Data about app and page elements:
• • • • •

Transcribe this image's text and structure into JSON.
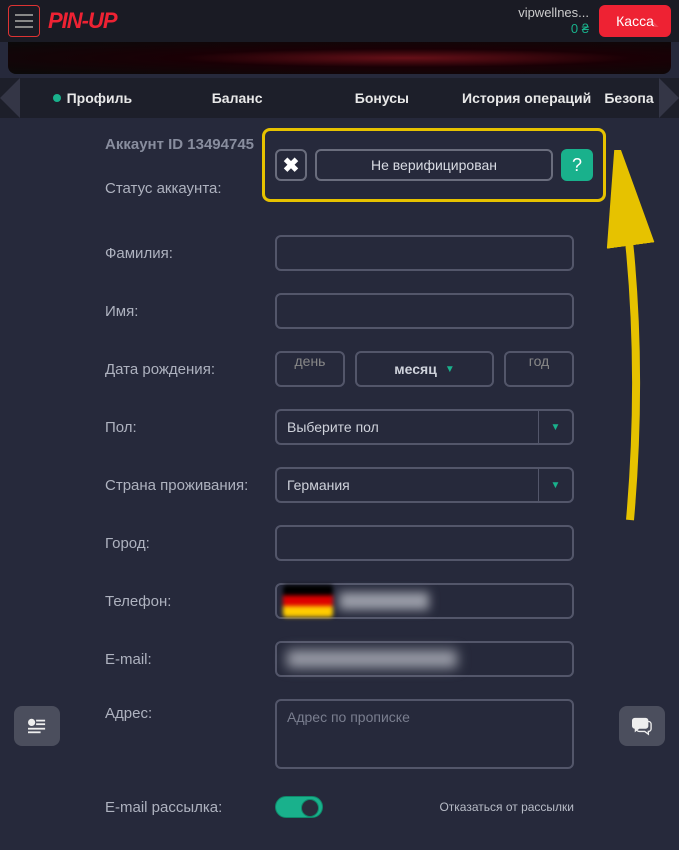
{
  "header": {
    "logo_text": "PIN-UP",
    "user_name": "vipwellnes...",
    "balance": "0 ₴",
    "kassa_label": "Касса"
  },
  "tabs": {
    "items": [
      "Профиль",
      "Баланс",
      "Бонусы",
      "История операций",
      "Безопа"
    ]
  },
  "account": {
    "id_label": "Аккаунт ID 13494745"
  },
  "form": {
    "status_label": "Статус аккаунта:",
    "status_value": "Не верифицирован",
    "help": "?",
    "surname_label": "Фамилия:",
    "name_label": "Имя:",
    "dob_label": "Дата рождения:",
    "dob_day": "день",
    "dob_month": "месяц",
    "dob_year": "год",
    "gender_label": "Пол:",
    "gender_placeholder": "Выберите пол",
    "country_label": "Страна проживания:",
    "country_value": "Германия",
    "city_label": "Город:",
    "phone_label": "Телефон:",
    "email_label": "E-mail:",
    "address_label": "Адрес:",
    "address_placeholder": "Адрес по прописке",
    "maillist_label": "E-mail рассылка:",
    "unsubscribe": "Отказаться от рассылки"
  }
}
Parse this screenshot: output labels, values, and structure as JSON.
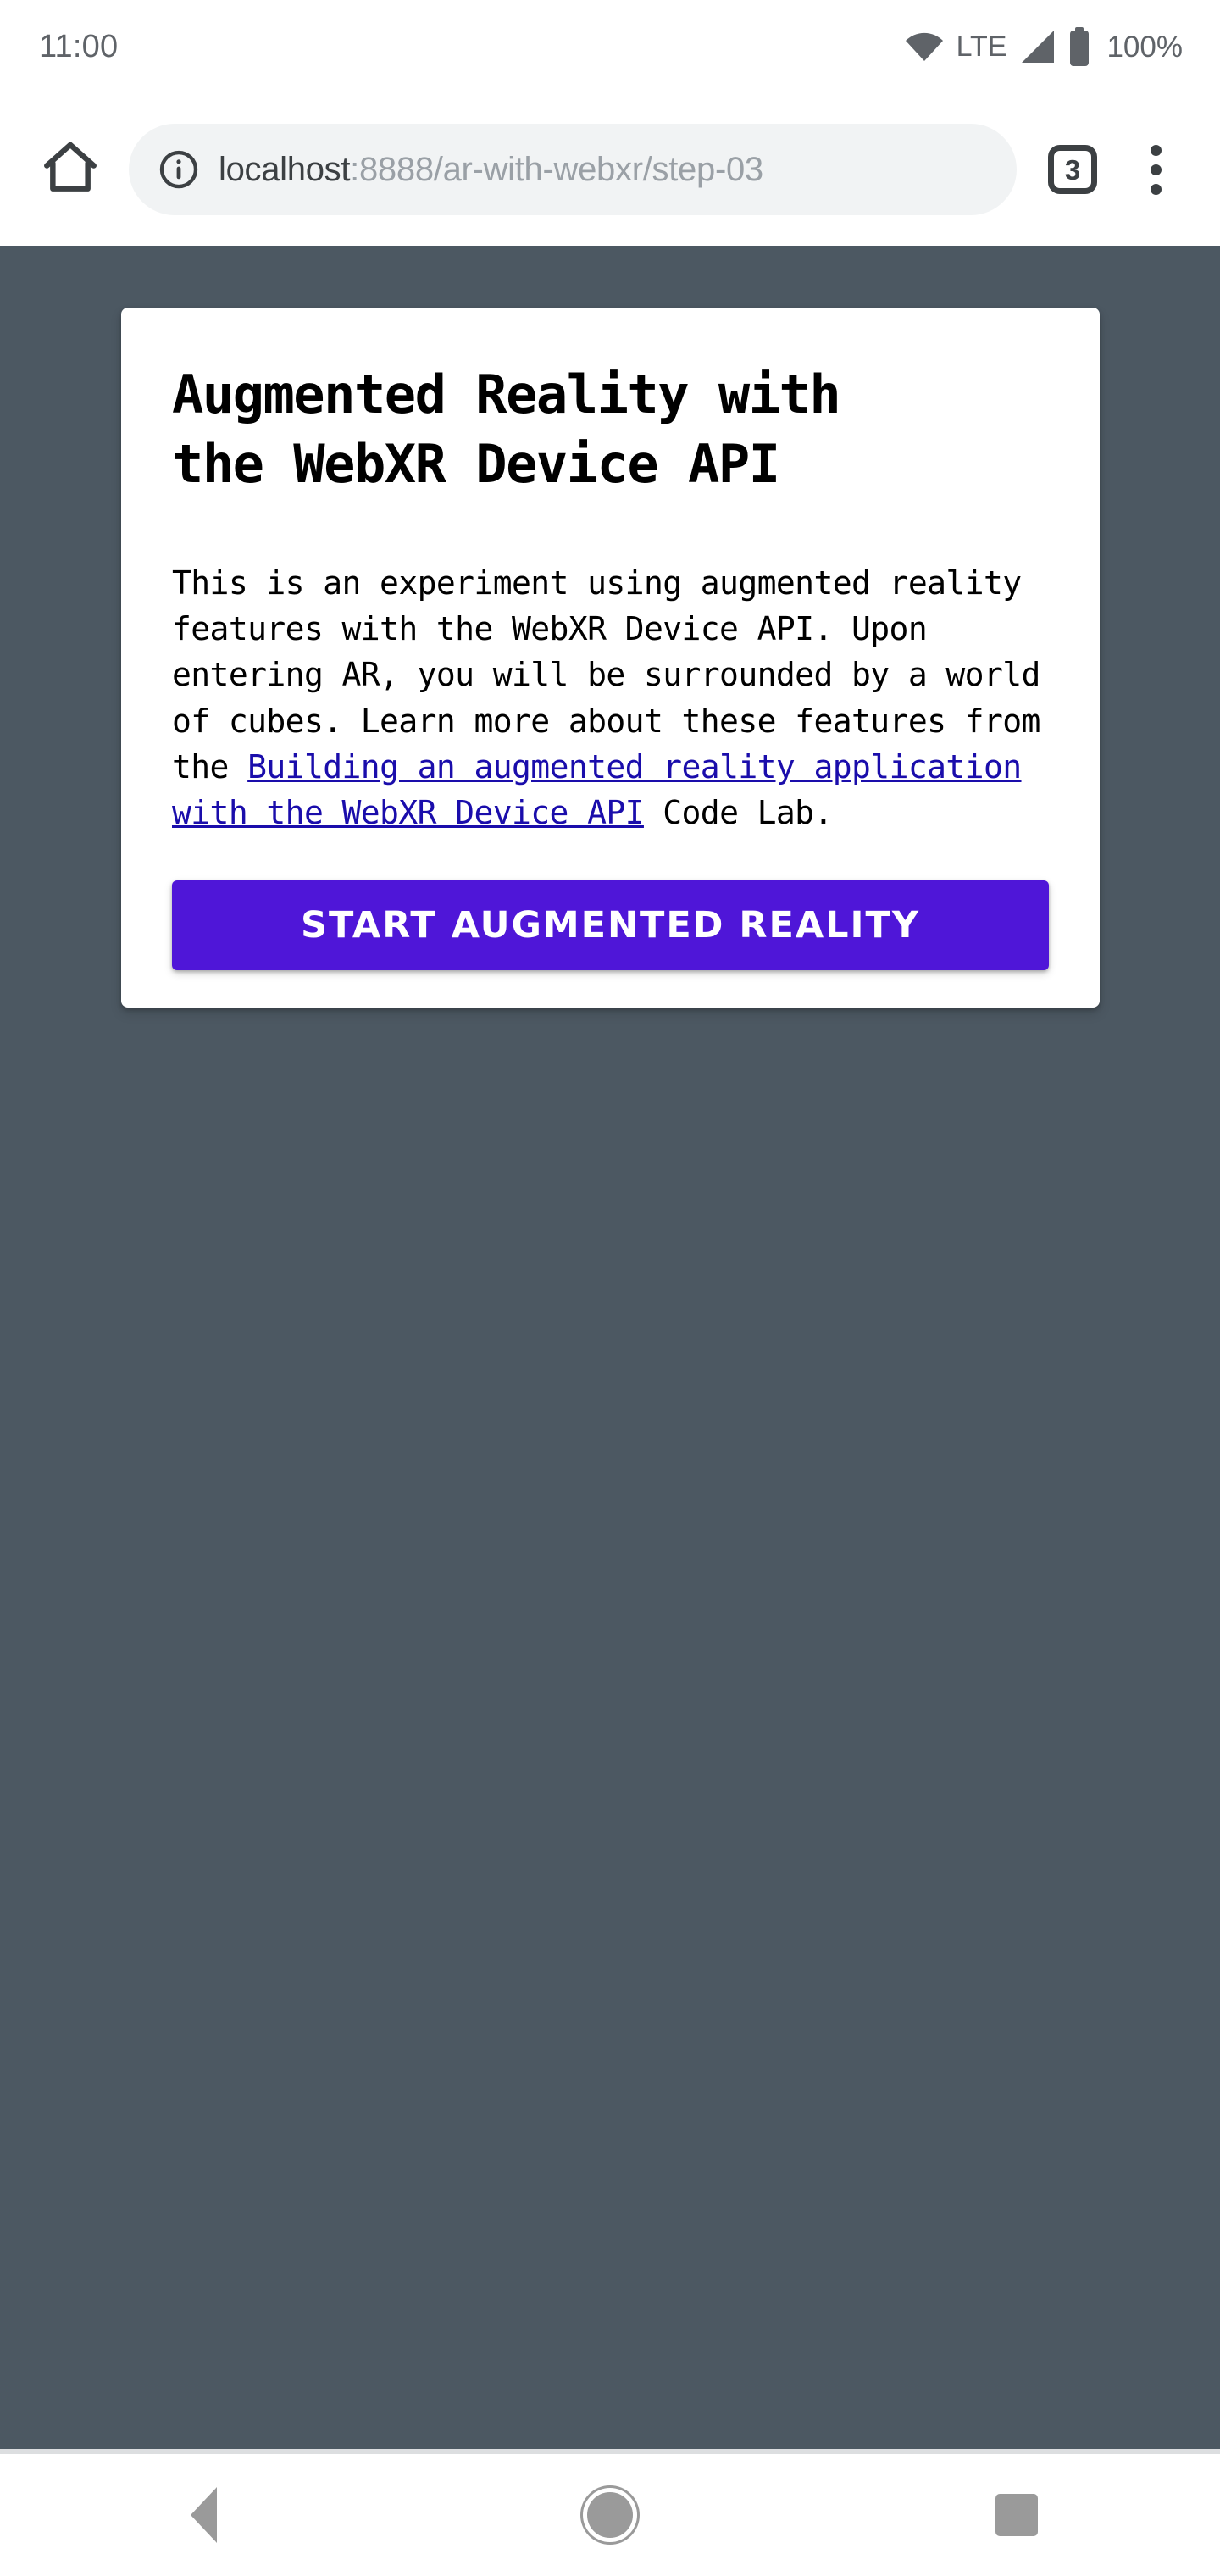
{
  "status_bar": {
    "clock": "11:00",
    "network_label": "LTE",
    "battery_label": "100%",
    "icons": [
      "wifi-icon",
      "signal-icon",
      "battery-icon"
    ]
  },
  "browser": {
    "home_icon": "home-icon",
    "security_icon": "info-circle-icon",
    "url_host": "localhost",
    "url_path": ":8888/ar-with-webxr/step-03",
    "url_full": "localhost:8888/ar-with-webxr/step-03",
    "tab_count": "3",
    "menu_icon": "three-dot-menu-icon"
  },
  "page": {
    "background_color": "#4c5862",
    "card": {
      "title": "Augmented Reality with\nthe WebXR Device API",
      "paragraph_part_1": "This is an experiment using augmented reality features with the WebXR Device API. Upon entering AR, you will be surrounded by a world of cubes. Learn more about these features from the ",
      "link_text": "Building an augmented reality application with the WebXR Device API",
      "link_color": "#1a0dab",
      "paragraph_part_2": " Code Lab.",
      "button_label": "START AUGMENTED REALITY",
      "button_color": "#4f16d8"
    }
  },
  "nav_bar": {
    "back_label": "back-icon",
    "home_label": "home-circle-icon",
    "recents_label": "recents-square-icon"
  }
}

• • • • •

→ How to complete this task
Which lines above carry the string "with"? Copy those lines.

→ Exercise output
    "url_path": ":8888/ar-with-webxr/step-03",
    "url_full": "localhost:8888/ar-with-webxr/step-03",
      "title": "Augmented Reality with\nthe WebXR Device API",
      "paragraph_part_1": "This is an experiment using augmented reality features with the WebXR Device API. Upon entering AR, you will be surrounded by a world of cubes. Learn more about these features from the ",
      "link_text": "Building an augmented reality application with the WebXR Device API",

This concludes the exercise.